Polyphenols have been examined for their beneficial effects on health, particularly in rodents, but their lifelong effects are unclear. Lemons (Citrus limon), containing lemon polyphenols (LPP), are widely consumed but the effects of LPP on aging are unknown. Therefore, we examined the effects of LPP on aging such as aging-related scores, locomotor activity, cognitive functions, and intestinal microbiome using senescence-accelerated mouse prone 1 (SAMP1) and senescence-accelerated resistant mouse 1 (SAMR1). All mice had ad libitum access to water (P1_water group, SAMR1) or 0.1% LPP (P1_LPP group). In the P1_LPP group, LPP intake prolonged the lifespan by approximately 3 weeks and delayed increases in aging-related scores (e.g., periophthalmic lesions) and locomotor atrophy.

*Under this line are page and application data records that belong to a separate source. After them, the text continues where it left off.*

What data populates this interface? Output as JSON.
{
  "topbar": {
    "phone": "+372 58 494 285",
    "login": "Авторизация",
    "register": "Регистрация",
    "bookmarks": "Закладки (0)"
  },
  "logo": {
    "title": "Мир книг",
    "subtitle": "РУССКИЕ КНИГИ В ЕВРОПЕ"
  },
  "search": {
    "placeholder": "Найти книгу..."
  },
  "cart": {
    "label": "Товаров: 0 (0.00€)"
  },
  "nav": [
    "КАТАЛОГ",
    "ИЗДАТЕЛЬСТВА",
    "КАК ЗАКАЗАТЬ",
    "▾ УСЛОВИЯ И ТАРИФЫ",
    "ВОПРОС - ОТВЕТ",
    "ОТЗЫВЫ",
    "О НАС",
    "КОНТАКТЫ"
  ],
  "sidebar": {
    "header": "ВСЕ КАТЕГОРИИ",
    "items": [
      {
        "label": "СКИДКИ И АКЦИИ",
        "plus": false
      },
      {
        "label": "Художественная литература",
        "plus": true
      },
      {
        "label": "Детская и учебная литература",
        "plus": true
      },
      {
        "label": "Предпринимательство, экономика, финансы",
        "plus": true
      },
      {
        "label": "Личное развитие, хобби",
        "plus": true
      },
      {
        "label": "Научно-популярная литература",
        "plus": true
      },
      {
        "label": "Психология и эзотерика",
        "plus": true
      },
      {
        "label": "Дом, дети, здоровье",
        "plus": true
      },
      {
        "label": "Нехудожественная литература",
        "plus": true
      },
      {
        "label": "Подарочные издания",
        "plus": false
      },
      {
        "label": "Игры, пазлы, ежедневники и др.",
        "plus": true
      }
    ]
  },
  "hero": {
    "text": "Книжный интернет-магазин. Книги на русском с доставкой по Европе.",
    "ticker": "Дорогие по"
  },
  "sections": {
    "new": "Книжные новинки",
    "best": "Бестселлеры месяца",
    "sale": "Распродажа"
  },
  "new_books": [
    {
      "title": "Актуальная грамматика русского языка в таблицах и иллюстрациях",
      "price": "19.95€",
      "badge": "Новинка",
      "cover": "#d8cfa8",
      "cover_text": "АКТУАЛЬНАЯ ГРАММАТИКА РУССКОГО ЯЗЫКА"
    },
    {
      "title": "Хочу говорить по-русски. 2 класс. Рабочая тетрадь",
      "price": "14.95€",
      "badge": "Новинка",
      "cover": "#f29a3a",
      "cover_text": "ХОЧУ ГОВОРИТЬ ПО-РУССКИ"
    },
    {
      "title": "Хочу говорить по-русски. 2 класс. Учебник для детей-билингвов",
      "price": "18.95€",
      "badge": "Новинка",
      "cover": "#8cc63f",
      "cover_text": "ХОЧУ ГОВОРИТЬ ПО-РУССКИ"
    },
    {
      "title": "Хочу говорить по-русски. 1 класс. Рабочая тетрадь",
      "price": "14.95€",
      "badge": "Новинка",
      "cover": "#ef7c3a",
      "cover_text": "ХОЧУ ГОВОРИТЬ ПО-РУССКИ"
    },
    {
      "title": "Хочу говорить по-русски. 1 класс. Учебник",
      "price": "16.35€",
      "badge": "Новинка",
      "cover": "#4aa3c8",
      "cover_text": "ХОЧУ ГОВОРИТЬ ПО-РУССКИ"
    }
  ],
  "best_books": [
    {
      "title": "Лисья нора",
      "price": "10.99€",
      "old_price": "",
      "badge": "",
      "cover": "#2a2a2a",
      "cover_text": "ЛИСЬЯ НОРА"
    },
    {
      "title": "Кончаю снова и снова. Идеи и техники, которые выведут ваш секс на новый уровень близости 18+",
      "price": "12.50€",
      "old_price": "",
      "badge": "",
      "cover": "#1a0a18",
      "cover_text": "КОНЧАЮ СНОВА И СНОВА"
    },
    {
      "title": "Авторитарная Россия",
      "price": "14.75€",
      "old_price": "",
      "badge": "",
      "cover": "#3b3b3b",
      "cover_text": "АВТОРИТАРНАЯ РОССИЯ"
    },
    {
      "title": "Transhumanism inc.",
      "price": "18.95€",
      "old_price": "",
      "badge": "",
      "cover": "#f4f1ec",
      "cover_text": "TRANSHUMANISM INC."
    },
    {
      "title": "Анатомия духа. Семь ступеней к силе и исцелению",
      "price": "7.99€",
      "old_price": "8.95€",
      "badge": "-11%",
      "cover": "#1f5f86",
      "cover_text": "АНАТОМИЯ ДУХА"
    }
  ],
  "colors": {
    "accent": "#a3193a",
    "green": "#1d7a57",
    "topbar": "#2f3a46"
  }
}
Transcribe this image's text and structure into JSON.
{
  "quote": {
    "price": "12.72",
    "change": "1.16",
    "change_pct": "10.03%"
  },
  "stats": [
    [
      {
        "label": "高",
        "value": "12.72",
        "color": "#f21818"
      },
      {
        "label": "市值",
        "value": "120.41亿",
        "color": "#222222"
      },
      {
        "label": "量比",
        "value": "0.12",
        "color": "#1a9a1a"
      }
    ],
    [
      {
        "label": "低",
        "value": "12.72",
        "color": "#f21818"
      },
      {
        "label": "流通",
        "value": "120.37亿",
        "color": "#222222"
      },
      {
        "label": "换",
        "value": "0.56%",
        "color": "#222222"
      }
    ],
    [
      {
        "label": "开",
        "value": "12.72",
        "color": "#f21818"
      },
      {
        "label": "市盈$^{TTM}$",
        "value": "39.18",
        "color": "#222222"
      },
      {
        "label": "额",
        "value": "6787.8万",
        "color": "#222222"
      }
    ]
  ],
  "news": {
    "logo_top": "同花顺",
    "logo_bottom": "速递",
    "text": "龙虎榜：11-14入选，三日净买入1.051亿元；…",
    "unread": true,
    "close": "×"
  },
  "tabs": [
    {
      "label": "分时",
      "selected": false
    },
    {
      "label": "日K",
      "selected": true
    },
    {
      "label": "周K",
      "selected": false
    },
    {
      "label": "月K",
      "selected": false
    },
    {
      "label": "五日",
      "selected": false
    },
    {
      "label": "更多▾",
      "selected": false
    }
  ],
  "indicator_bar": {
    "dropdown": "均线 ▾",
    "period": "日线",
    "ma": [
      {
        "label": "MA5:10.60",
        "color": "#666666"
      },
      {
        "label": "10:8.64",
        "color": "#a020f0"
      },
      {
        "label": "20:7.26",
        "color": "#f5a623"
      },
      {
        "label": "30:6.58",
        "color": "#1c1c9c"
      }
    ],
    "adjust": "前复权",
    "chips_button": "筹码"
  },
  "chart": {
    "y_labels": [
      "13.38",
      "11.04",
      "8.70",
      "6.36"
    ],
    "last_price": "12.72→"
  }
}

The P1_water group showed large changes in the intestinal microbiome structure, while the R1 and P1_LPP groups did not. The phylum Bacteroidetes/Firmicutes, which is associated with obesity, in the P1_water group was significantly lower and higher than that in the P1_LPP and R1 groups, respectively. Although the relative abundance of Lactobacillus significantly increased in both P1 groups with aging, the P1_LPP group showed a significantly lower increase than the P1_water group. Thus, lifelong intake of LPP may have anti-aging effects on both phenotypes and the intestinal environment.
What does this mean for a Baker?
This study is very important as it highlights the potential benefits of consuming lemon regularly for a long period of time. The study found that regularly consuming lemon on a long-term basis was linked to anti-ageing effects for ourselves and our gut microbiome. Lactobacillus species in the gut microbiome usually increase with age, lowering the diversity of your microbes. Lemon was found to keep the biome in balance with Lactobacillus species, suggesting that it has an anti-ageing effect on our microbiome too. Why not try adding more lemons to your sourdough bakes by making this Sourdough Lemon Curd Cake?